A formal written request made to a court, asking for an order or ruling on a particular matter. For example, if you want to be appointed conservator for an elderly relative, you must file a petition with a court. See also complaint.

SUCCESSOR TRUSTEE

The person or institution who takes over the management of trust property when the original trustee has died or become incapacitated.

SURROGATE COURT

See probate court.

GENERATION-SKIPPING TRUST

A trust designed to save on estate tax. The trust principal is preserved for the trust maker's grandchildren, with his or her children receiving only income fro... (more...)
A trust designed to save on estate tax. The trust principal is preserved for the trust maker's grandchildren, with his or her children receiving only income from the trust. Because the children (the middle generation) never legally own the property, it isn't subject to estate tax at their death. See generation-skipping transfer tax.

EXEMPTION TRUST

A bypass trust funded with an amount no larger than the personal federal estate tax exemption in the year of death. If the trust grantor leaves property worth m... (more...)
A bypass trust funded with an amount no larger than the personal federal estate tax exemption in the year of death. If the trust grantor leaves property worth more than that amount, it usually goes to the surviving spouse. The trust property passes free from estate tax because of the personal exemption, and the rest is shielded from tax under the surviving spouse's marital deduction.

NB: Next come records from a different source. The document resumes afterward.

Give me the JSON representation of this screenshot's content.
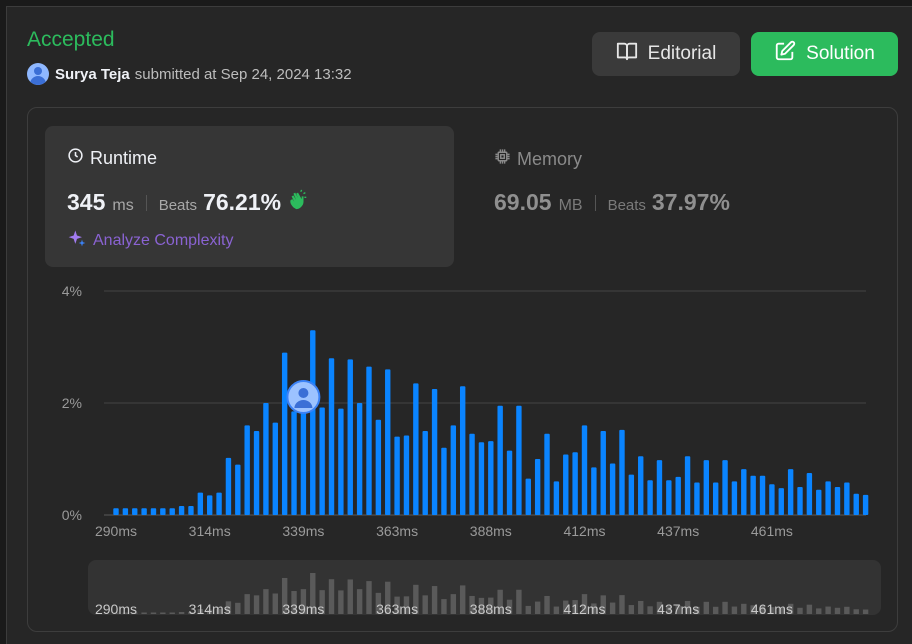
{
  "submission": {
    "status": "Accepted",
    "user_name": "Surya Teja",
    "submitted_text": "submitted at Sep 24, 2024 13:32"
  },
  "buttons": {
    "editorial": "Editorial",
    "solution": "Solution"
  },
  "runtime": {
    "title": "Runtime",
    "value": "345",
    "unit": "ms",
    "beats_label": "Beats",
    "beats_value": "76.21%",
    "analyze_label": "Analyze Complexity"
  },
  "memory": {
    "title": "Memory",
    "value": "69.05",
    "unit": "MB",
    "beats_label": "Beats",
    "beats_value": "37.97%"
  },
  "colors": {
    "accepted": "#2cbb5d",
    "bar": "#0a84ff",
    "mini_bar": "#5a5a5a",
    "analyze": "#8a63d2",
    "clap": "#2cbb5d"
  },
  "chart_data": {
    "type": "bar",
    "ylabel": "",
    "xlabel": "",
    "y_tick_labels": [
      "0%",
      "2%",
      "4%"
    ],
    "y_ticks": [
      0,
      2,
      4
    ],
    "ylim": [
      0,
      4
    ],
    "x_tick_labels": [
      "290ms",
      "314ms",
      "339ms",
      "363ms",
      "388ms",
      "412ms",
      "437ms",
      "461ms"
    ],
    "x_tick_bar_index": [
      0,
      10,
      20,
      30,
      40,
      50,
      60,
      70
    ],
    "user_bar_index": 20,
    "values": [
      0.12,
      0.12,
      0.12,
      0.12,
      0.12,
      0.12,
      0.12,
      0.16,
      0.16,
      0.4,
      0.35,
      0.4,
      1.02,
      0.9,
      1.6,
      1.5,
      2.0,
      1.65,
      2.9,
      1.85,
      2.0,
      3.3,
      1.92,
      2.8,
      1.9,
      2.78,
      2.0,
      2.65,
      1.7,
      2.6,
      1.4,
      1.42,
      2.35,
      1.5,
      2.25,
      1.2,
      1.6,
      2.3,
      1.45,
      1.3,
      1.32,
      1.95,
      1.15,
      1.95,
      0.65,
      1.0,
      1.45,
      0.6,
      1.08,
      1.12,
      1.6,
      0.85,
      1.5,
      0.92,
      1.52,
      0.72,
      1.05,
      0.62,
      0.98,
      0.62,
      0.68,
      1.05,
      0.58,
      0.98,
      0.58,
      0.98,
      0.6,
      0.82,
      0.7,
      0.7,
      0.55,
      0.48,
      0.82,
      0.5,
      0.75,
      0.45,
      0.6,
      0.5,
      0.58,
      0.38,
      0.36
    ]
  }
}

TESTAMENTARY TRUST

A trust created by a will, effective only upon the death of the willmaker.

DOWER AND CURTESY

A surviving spouse's right to receive a set portion of the deceased spouse's estate -- usually one-third to one-half. Dower (not to be confused with a 'dowry') ... (more...)
A surviving spouse's right to receive a set portion of the deceased spouse's estate -- usually one-third to one-half. Dower (not to be confused with a 'dowry') refers to the portion to which a surviving wife is entitled, while curtesy refers to what a man may claim. Until recently, these amounts differed in a number of states. However, because discrimination on the basis of sex is now illegal in most cases, most states have abolished dower and curtesy and generally provide the same benefits regardless of sex -- and this amount is often known simply as the statutory share. Under certain circumstances, a living spouse may not be able to sell or convey property that is subject to the other spouse's dower and curtesy or statutory share rights.

LIVING TRUST

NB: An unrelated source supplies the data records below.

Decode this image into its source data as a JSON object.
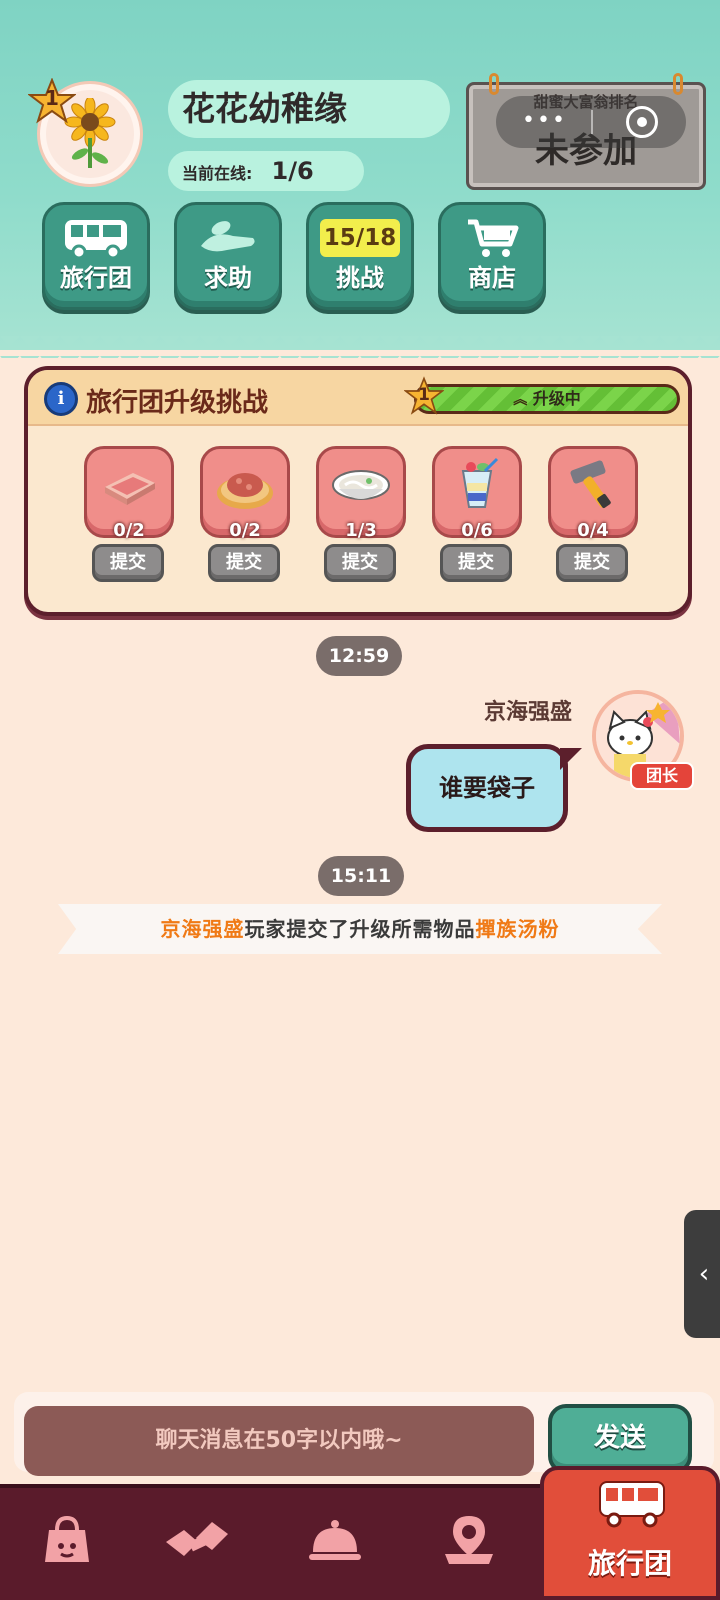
{
  "header": {
    "level": "1",
    "team_name": "花花幼稚缘",
    "online_label": "当前在线:",
    "online_value": "1/6",
    "rank_title": "甜蜜大富翁排名",
    "rank_status": "未参加"
  },
  "nav": [
    {
      "label": "旅行团",
      "icon": "bus-icon"
    },
    {
      "label": "求助",
      "icon": "help-hand-icon"
    },
    {
      "label": "挑战",
      "counter": "15/18"
    },
    {
      "label": "商店",
      "icon": "cart-icon"
    }
  ],
  "challenge": {
    "title": "旅行团升级挑战",
    "level": "1",
    "progress_label": "升级中",
    "progress_fraction": 1.0,
    "submit_label": "提交",
    "items": [
      {
        "name": "meat-item",
        "count": "0/2"
      },
      {
        "name": "pizza-item",
        "count": "0/2"
      },
      {
        "name": "noodle-soup-item",
        "count": "1/3"
      },
      {
        "name": "parfait-item",
        "count": "0/6"
      },
      {
        "name": "hammer-item",
        "count": "0/4"
      }
    ]
  },
  "chat": {
    "time1": "12:59",
    "sender": "京海强盛",
    "leader_badge": "团长",
    "message": "谁要袋子",
    "time2": "15:11",
    "system_player": "京海强盛",
    "system_text": "玩家提交了升级所需物品",
    "system_item": "撣族汤粉"
  },
  "input": {
    "placeholder": "聊天消息在50字以内哦~",
    "send_label": "发送"
  },
  "side_tab": "‹",
  "tabbar": {
    "active_label": "旅行团"
  },
  "colors": {
    "header_teal": "#8fdccb",
    "panel_border": "#5c1f2c",
    "highlight_orange": "#f07a16",
    "tabbar_bg": "#5a1b2b",
    "tab_active": "#e14e3a"
  }
}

A trust you can set up during your life. Living trusts are an excellent way to avoid the cost and hassle of probate because the property you transfer into the t... (more...)
A trust you can set up during your life. Living trusts are an excellent way to avoid the cost and hassle of probate because the property you transfer into the trust during your life passes directly to the trust beneficiaries after you die, without court involvement. The successor trustee--the person you appoint to handle the trust after your death--simply transfers ownership to the beneficiaries you named in the trust. Living trusts are also called 'inter vivos trusts.'

SAMPLE LEGAL CASES

Sanford v. Murdoch

... [1] As such, documents relevant to her financial and estate planning were in Sanford's possession. Included ... [3] Morgan then requested that Sanford deliver the financial and estate planning documents in his possession to her. Sanford ...

Fitton v. Bank of Little Rock

... She maintains that the conveyance of the property to a revocable trust for estate planning purposes did not destroy her homestead exemption. She also claims that she did not "abandon" her homestead, under Arkansas law, by conveying her property to a revocable trust. ...

Ashley v. Ashley

... Prior to the decedent's death, his attorney, William Haught, prepared several estate-planning documents for the decedent, including a will, a family limited-partnership agreement, and a revocable trust, all of which were executed on April 4, 1997. ...